§ **THE TASK**
For this exercise, copy the records below exactly and exclude every image.

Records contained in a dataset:
[Start of Attachment]
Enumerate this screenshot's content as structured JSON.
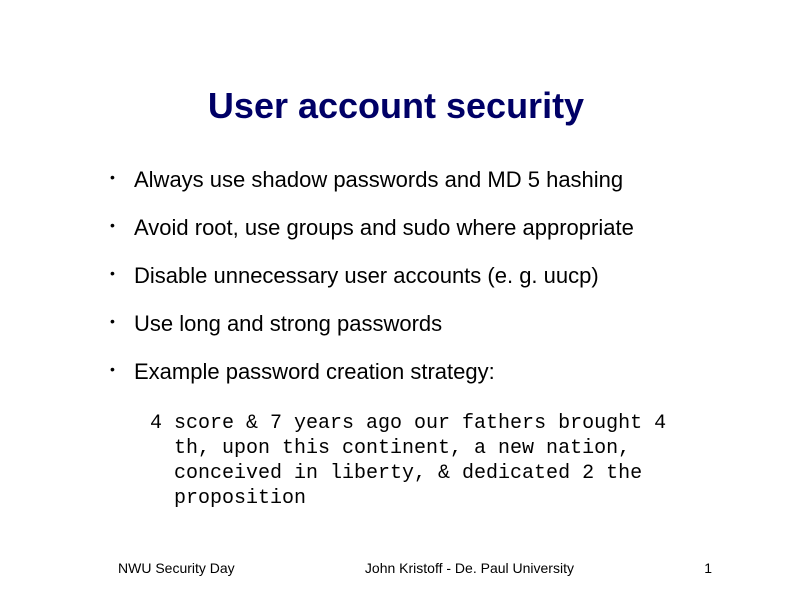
{
  "slide": {
    "title": "User account security",
    "bullets": [
      "Always use shadow passwords and MD 5 hashing",
      "Avoid root, use groups and sudo where appropriate",
      "Disable unnecessary user accounts (e. g. uucp)",
      "Use long and strong passwords",
      "Example password creation strategy:"
    ],
    "example": "4 score & 7 years ago our fathers brought 4 th, upon this continent, a new nation, conceived in liberty, & dedicated 2 the proposition",
    "footer": {
      "left": "NWU Security Day",
      "center": "John Kristoff - De. Paul University",
      "page": "1"
    }
  }
}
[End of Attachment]
§ **RESULT OF THIS EXERCISE**
Enumerate this screenshot's content as structured JSON.
{
  "slide": {
    "title": "User account security",
    "bullets": [
      "Always use shadow passwords and MD 5 hashing",
      "Avoid root, use groups and sudo where appropriate",
      "Disable unnecessary user accounts (e. g. uucp)",
      "Use long and strong passwords",
      "Example password creation strategy:"
    ],
    "example": "4 score & 7 years ago our fathers brought 4 th, upon this continent, a new nation, conceived in liberty, & dedicated 2 the proposition",
    "footer": {
      "left": "NWU Security Day",
      "center": "John Kristoff - De. Paul University",
      "page": "1"
    }
  }
}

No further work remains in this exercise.